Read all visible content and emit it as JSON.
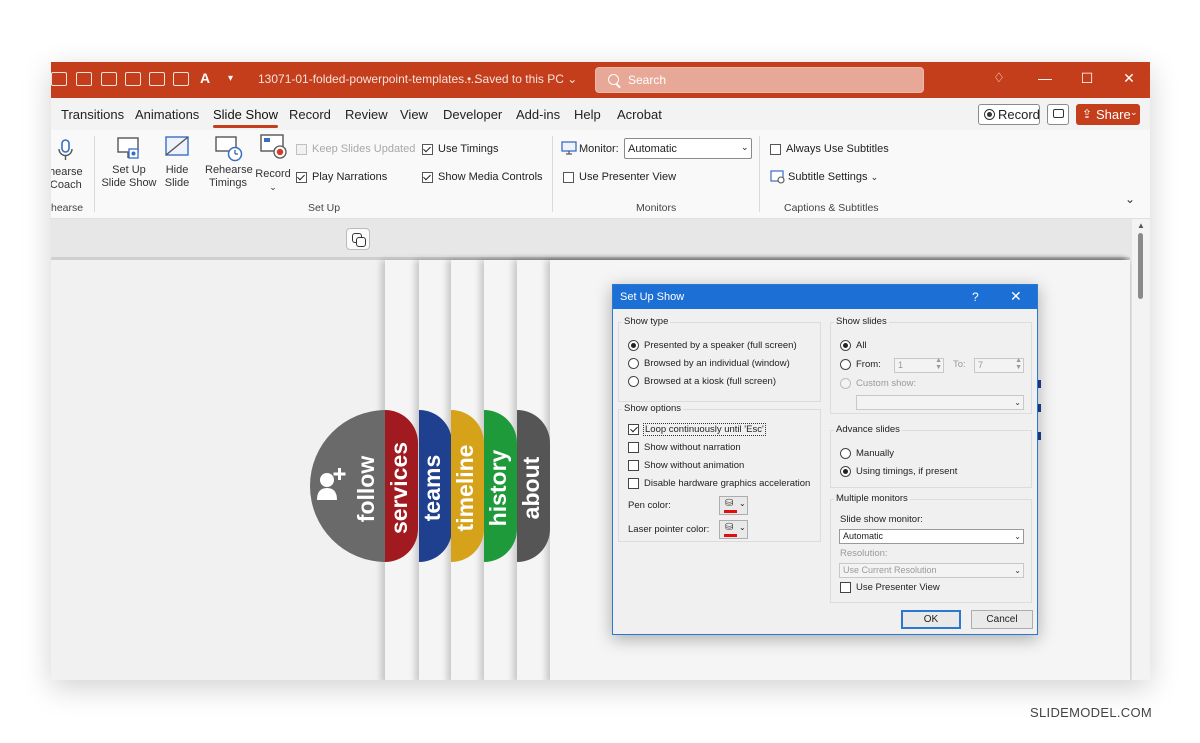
{
  "titlebar": {
    "filename": "13071-01-folded-powerpoint-templates....",
    "saved_status": "• Saved to this PC",
    "search_placeholder": "Search",
    "colors": {
      "accent": "#c43e1c"
    }
  },
  "tabs": {
    "items": [
      "Transitions",
      "Animations",
      "Slide Show",
      "Record",
      "Review",
      "View",
      "Developer",
      "Add-ins",
      "Help",
      "Acrobat"
    ],
    "active": "Slide Show",
    "record_button": "Record",
    "share_button": "Share"
  },
  "ribbon": {
    "rehearse_coach_line1": "hearse",
    "rehearse_coach_line2": "Coach",
    "rehearse_group_label": "hearse",
    "set_up_slide_show_line1": "Set Up",
    "set_up_slide_show_line2": "Slide Show",
    "hide_slide_line1": "Hide",
    "hide_slide_line2": "Slide",
    "rehearse_timings_line1": "Rehearse",
    "rehearse_timings_line2": "Timings",
    "record_label": "Record",
    "keep_slides_updated": "Keep Slides Updated",
    "play_narrations": "Play Narrations",
    "use_timings": "Use Timings",
    "show_media_controls": "Show Media Controls",
    "setup_group_label": "Set Up",
    "monitor_label": "Monitor:",
    "monitor_value": "Automatic",
    "use_presenter_view": "Use Presenter View",
    "monitors_group_label": "Monitors",
    "always_use_subtitles": "Always Use Subtitles",
    "subtitle_settings": "Subtitle Settings",
    "captions_group_label": "Captions & Subtitles"
  },
  "slide": {
    "tabs": [
      {
        "label": "follow",
        "color": "#6a6a6a"
      },
      {
        "label": "services",
        "color": "#a11a1f"
      },
      {
        "label": "teams",
        "color": "#1f3f8f"
      },
      {
        "label": "timeline",
        "color": "#d6a21a"
      },
      {
        "label": "history",
        "color": "#1e9a3a"
      },
      {
        "label": "about",
        "color": "#555555"
      }
    ]
  },
  "dialog": {
    "title": "Set Up Show",
    "help": "?",
    "show_type": {
      "legend": "Show type",
      "options": [
        "Presented by a speaker (full screen)",
        "Browsed by an individual (window)",
        "Browsed at a kiosk (full screen)"
      ],
      "selected": "Presented by a speaker (full screen)"
    },
    "show_options": {
      "legend": "Show options",
      "loop": "Loop continuously until 'Esc'",
      "without_narration": "Show without narration",
      "without_animation": "Show without animation",
      "disable_hw": "Disable hardware graphics acceleration",
      "pen_color": "Pen color:",
      "laser_color": "Laser pointer color:"
    },
    "show_slides": {
      "legend": "Show slides",
      "all": "All",
      "from": "From:",
      "from_value": "1",
      "to": "To:",
      "to_value": "7",
      "custom_show": "Custom show:"
    },
    "advance_slides": {
      "legend": "Advance slides",
      "manually": "Manually",
      "using_timings": "Using timings, if present"
    },
    "multiple_monitors": {
      "legend": "Multiple monitors",
      "slide_show_monitor": "Slide show monitor:",
      "monitor_value": "Automatic",
      "resolution": "Resolution:",
      "resolution_value": "Use Current Resolution",
      "presenter_view": "Use Presenter View"
    },
    "ok": "OK",
    "cancel": "Cancel"
  },
  "watermark": "SLIDEMODEL.COM"
}
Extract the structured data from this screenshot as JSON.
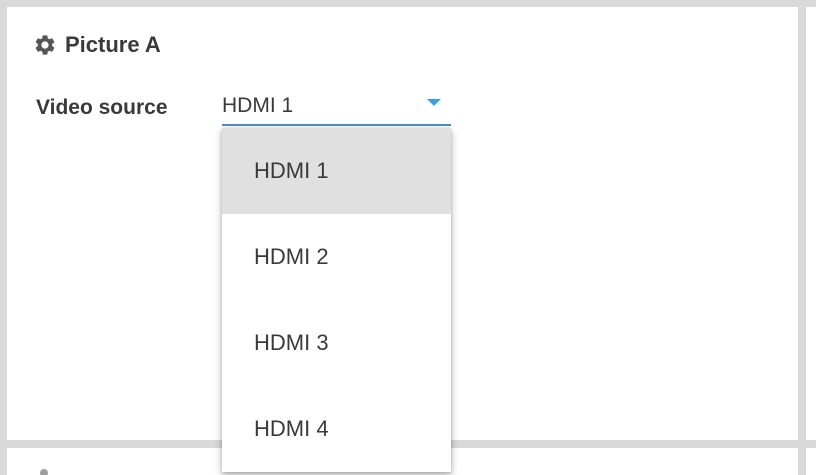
{
  "panel": {
    "title": "Picture A",
    "title_icon": "gear-icon"
  },
  "video_source": {
    "label": "Video source",
    "selected_value": "HDMI 1",
    "options": [
      "HDMI 1",
      "HDMI 2",
      "HDMI 3",
      "HDMI 4"
    ],
    "selected_index": 0
  },
  "colors": {
    "accent": "#3aa0e4",
    "underline": "#4a90c8",
    "selected_option_bg": "#e0e0e0",
    "text": "#3a3a3a",
    "divider": "#d9d9d9"
  }
}
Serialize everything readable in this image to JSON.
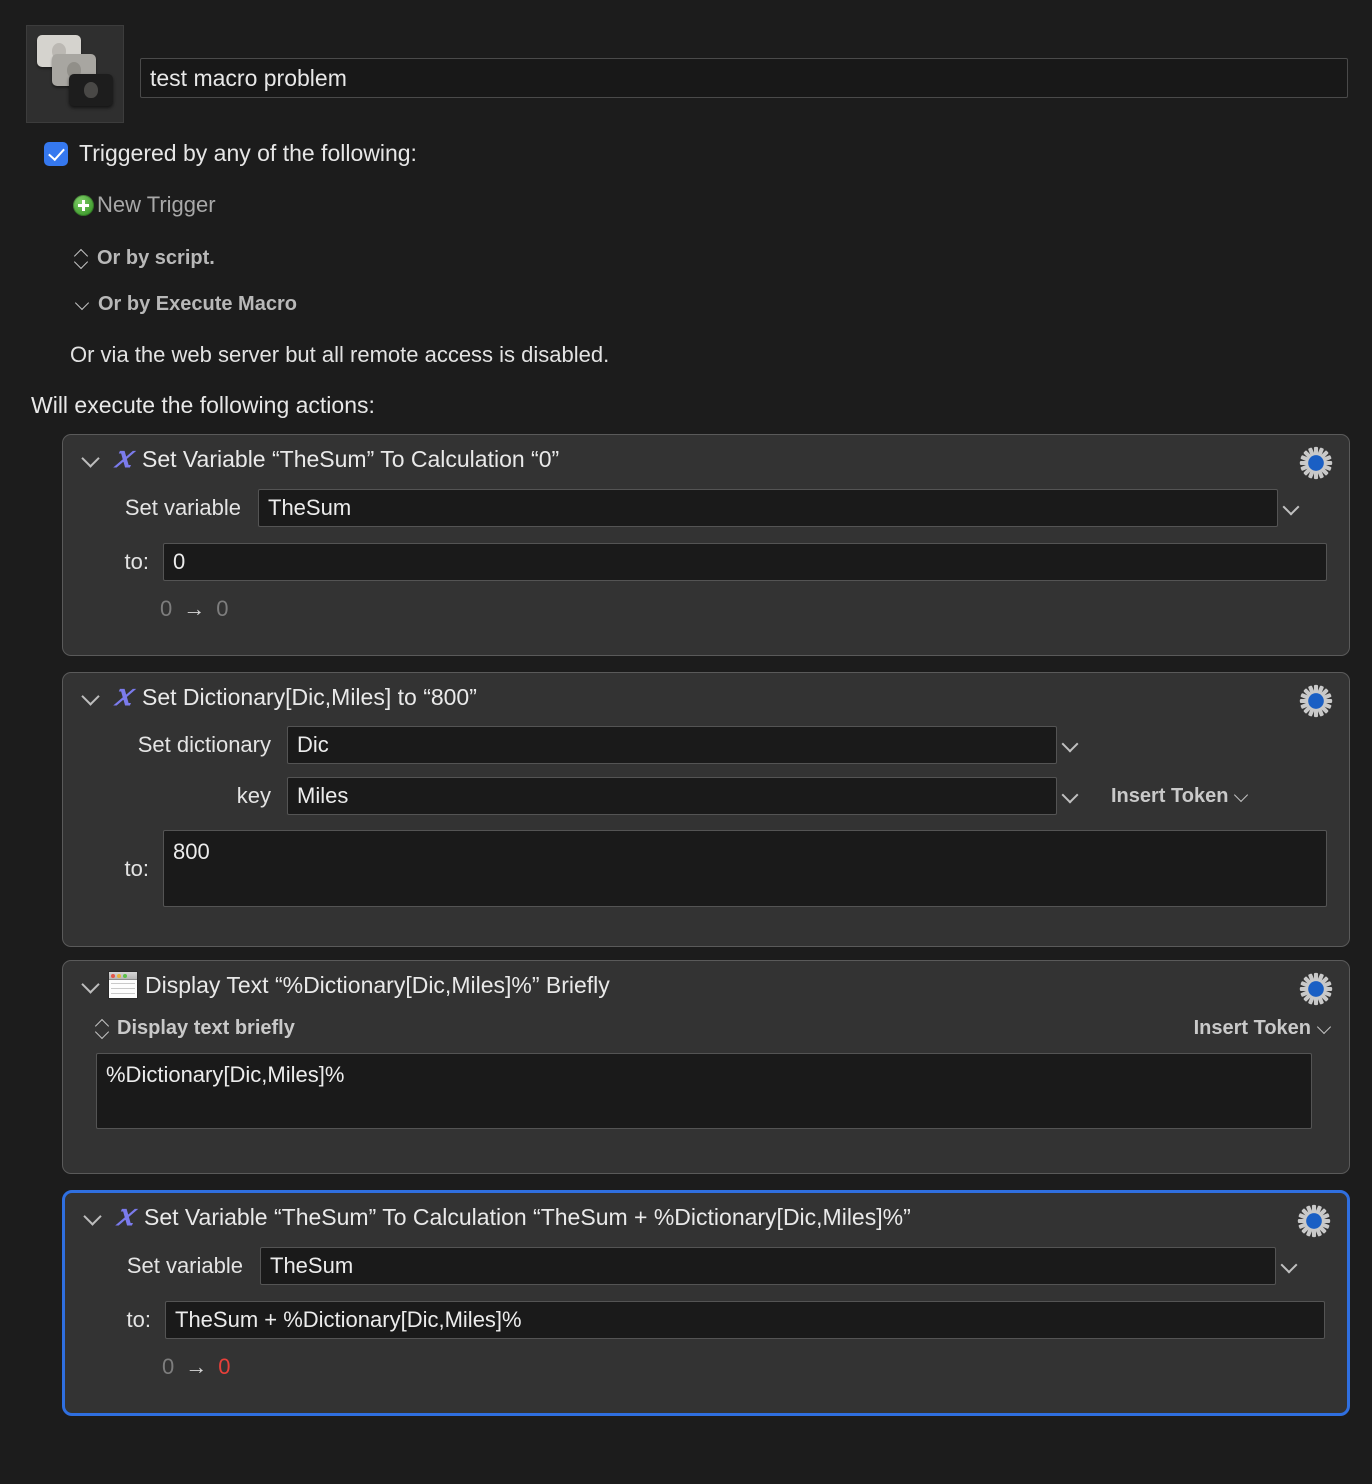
{
  "header": {
    "macro_icon": "macro-keycaps-icon",
    "title_value": "test macro problem"
  },
  "triggers": {
    "checkbox_checked": true,
    "label": "Triggered by any of the following:",
    "new_trigger_label": "New Trigger",
    "or_by_script": "Or by script.",
    "or_by_execute_macro": "Or by Execute Macro",
    "web_server_note": "Or via the web server but all remote access is disabled."
  },
  "actions_intro": "Will execute the following actions:",
  "insert_token_label": "Insert Token",
  "colors": {
    "accent_blue": "#3578ef",
    "selection_blue": "#2f6fe0",
    "gear_blue": "#1a5fc4",
    "x_icon_purple": "#7b7bec",
    "error_red": "#e8403a",
    "card_bg": "#333333",
    "page_bg": "#1c1c1c",
    "field_bg": "#1a1a1a"
  },
  "actions": [
    {
      "icon": "calculation-x-icon",
      "title": "Set Variable “TheSum” To Calculation “0”",
      "selected": false,
      "gear": "gear-icon",
      "fields": {
        "variable_label": "Set variable",
        "variable_value": "TheSum",
        "to_label": "to:",
        "to_value": "0"
      },
      "result": {
        "before": "0",
        "arrow": "→",
        "after": "0",
        "after_error": false
      }
    },
    {
      "icon": "calculation-x-icon",
      "title": "Set Dictionary[Dic,Miles] to “800”",
      "selected": false,
      "gear": "gear-icon",
      "fields": {
        "dictionary_label": "Set dictionary",
        "dictionary_value": "Dic",
        "key_label": "key",
        "key_value": "Miles",
        "to_label": "to:",
        "to_value": "800"
      }
    },
    {
      "icon": "display-window-icon",
      "title": "Display Text “%Dictionary[Dic,Miles]%” Briefly",
      "selected": false,
      "gear": "gear-icon",
      "fields": {
        "mode_label": "Display text briefly",
        "text_value": "%Dictionary[Dic,Miles]%"
      }
    },
    {
      "icon": "calculation-x-icon",
      "title": "Set Variable “TheSum” To Calculation “TheSum + %Dictionary[Dic,Miles]%”",
      "selected": true,
      "gear": "gear-icon",
      "fields": {
        "variable_label": "Set variable",
        "variable_value": "TheSum",
        "to_label": "to:",
        "to_value": "TheSum + %Dictionary[Dic,Miles]%"
      },
      "result": {
        "before": "0",
        "arrow": "→",
        "after": "0",
        "after_error": true
      }
    }
  ]
}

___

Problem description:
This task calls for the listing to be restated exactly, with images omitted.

Result of this task:
Read all visible content and emit it as JSON.
{
  "titlebar": {
    "filename": "13071-01-folded-powerpoint-templates....",
    "saved_status": "• Saved to this PC",
    "search_placeholder": "Search",
    "colors": {
      "accent": "#c43e1c"
    }
  },
  "tabs": {
    "items": [
      "Transitions",
      "Animations",
      "Slide Show",
      "Record",
      "Review",
      "View",
      "Developer",
      "Add-ins",
      "Help",
      "Acrobat"
    ],
    "active": "Slide Show",
    "record_button": "Record",
    "share_button": "Share"
  },
  "ribbon": {
    "rehearse_coach_line1": "hearse",
    "rehearse_coach_line2": "Coach",
    "rehearse_group_label": "hearse",
    "set_up_slide_show_line1": "Set Up",
    "set_up_slide_show_line2": "Slide Show",
    "hide_slide_line1": "Hide",
    "hide_slide_line2": "Slide",
    "rehearse_timings_line1": "Rehearse",
    "rehearse_timings_line2": "Timings",
    "record_label": "Record",
    "keep_slides_updated": "Keep Slides Updated",
    "play_narrations": "Play Narrations",
    "use_timings": "Use Timings",
    "show_media_controls": "Show Media Controls",
    "setup_group_label": "Set Up",
    "monitor_label": "Monitor:",
    "monitor_value": "Automatic",
    "use_presenter_view": "Use Presenter View",
    "monitors_group_label": "Monitors",
    "always_use_subtitles": "Always Use Subtitles",
    "subtitle_settings": "Subtitle Settings",
    "captions_group_label": "Captions & Subtitles"
  },
  "slide": {
    "tabs": [
      {
        "label": "follow",
        "color": "#6a6a6a"
      },
      {
        "label": "services",
        "color": "#a11a1f"
      },
      {
        "label": "teams",
        "color": "#1f3f8f"
      },
      {
        "label": "timeline",
        "color": "#d6a21a"
      },
      {
        "label": "history",
        "color": "#1e9a3a"
      },
      {
        "label": "about",
        "color": "#555555"
      }
    ]
  },
  "dialog": {
    "title": "Set Up Show",
    "help": "?",
    "show_type": {
      "legend": "Show type",
      "options": [
        "Presented by a speaker (full screen)",
        "Browsed by an individual (window)",
        "Browsed at a kiosk (full screen)"
      ],
      "selected": "Presented by a speaker (full screen)"
    },
    "show_options": {
      "legend": "Show options",
      "loop": "Loop continuously until 'Esc'",
      "without_narration": "Show without narration",
      "without_animation": "Show without animation",
      "disable_hw": "Disable hardware graphics acceleration",
      "pen_color": "Pen color:",
      "laser_color": "Laser pointer color:"
    },
    "show_slides": {
      "legend": "Show slides",
      "all": "All",
      "from": "From:",
      "from_value": "1",
      "to": "To:",
      "to_value": "7",
      "custom_show": "Custom show:"
    },
    "advance_slides": {
      "legend": "Advance slides",
      "manually": "Manually",
      "using_timings": "Using timings, if present"
    },
    "multiple_monitors": {
      "legend": "Multiple monitors",
      "slide_show_monitor": "Slide show monitor:",
      "monitor_value": "Automatic",
      "resolution": "Resolution:",
      "resolution_value": "Use Current Resolution",
      "presenter_view": "Use Presenter View"
    },
    "ok": "OK",
    "cancel": "Cancel"
  },
  "watermark": "SLIDEMODEL.COM"
}
Extract the structured data from this screenshot as JSON.
{
  "panel": {
    "title": "Picture A",
    "title_icon": "gear-icon"
  },
  "video_source": {
    "label": "Video source",
    "selected_value": "HDMI 1",
    "options": [
      "HDMI 1",
      "HDMI 2",
      "HDMI 3",
      "HDMI 4"
    ],
    "selected_index": 0
  },
  "colors": {
    "accent": "#3aa0e4",
    "underline": "#4a90c8",
    "selected_option_bg": "#e0e0e0",
    "text": "#3a3a3a",
    "divider": "#d9d9d9"
  }
}
Serialize everything readable in this image to JSON.
{
  "header": {
    "macro_icon": "macro-keycaps-icon",
    "title_value": "test macro problem"
  },
  "triggers": {
    "checkbox_checked": true,
    "label": "Triggered by any of the following:",
    "new_trigger_label": "New Trigger",
    "or_by_script": "Or by script.",
    "or_by_execute_macro": "Or by Execute Macro",
    "web_server_note": "Or via the web server but all remote access is disabled."
  },
  "actions_intro": "Will execute the following actions:",
  "insert_token_label": "Insert Token",
  "colors": {
    "accent_blue": "#3578ef",
    "selection_blue": "#2f6fe0",
    "gear_blue": "#1a5fc4",
    "x_icon_purple": "#7b7bec",
    "error_red": "#e8403a",
    "card_bg": "#333333",
    "page_bg": "#1c1c1c",
    "field_bg": "#1a1a1a"
  },
  "actions": [
    {
      "icon": "calculation-x-icon",
      "title": "Set Variable “TheSum” To Calculation “0”",
      "selected": false,
      "gear": "gear-icon",
      "fields": {
        "variable_label": "Set variable",
        "variable_value": "TheSum",
        "to_label": "to:",
        "to_value": "0"
      },
      "result": {
        "before": "0",
        "arrow": "→",
        "after": "0",
        "after_error": false
      }
    },
    {
      "icon": "calculation-x-icon",
      "title": "Set Dictionary[Dic,Miles] to “800”",
      "selected": false,
      "gear": "gear-icon",
      "fields": {
        "dictionary_label": "Set dictionary",
        "dictionary_value": "Dic",
        "key_label": "key",
        "key_value": "Miles",
        "to_label": "to:",
        "to_value": "800"
      }
    },
    {
      "icon": "display-window-icon",
      "title": "Display Text “%Dictionary[Dic,Miles]%” Briefly",
      "selected": false,
      "gear": "gear-icon",
      "fields": {
        "mode_label": "Display text briefly",
        "text_value": "%Dictionary[Dic,Miles]%"
      }
    },
    {
      "icon": "calculation-x-icon",
      "title": "Set Variable “TheSum” To Calculation “TheSum + %Dictionary[Dic,Miles]%”",
      "selected": true,
      "gear": "gear-icon",
      "fields": {
        "variable_label": "Set variable",
        "variable_value": "TheSum",
        "to_label": "to:",
        "to_value": "TheSum + %Dictionary[Dic,Miles]%"
      },
      "result": {
        "before": "0",
        "arrow": "→",
        "after": "0",
        "after_error": true
      }
    }
  ]
}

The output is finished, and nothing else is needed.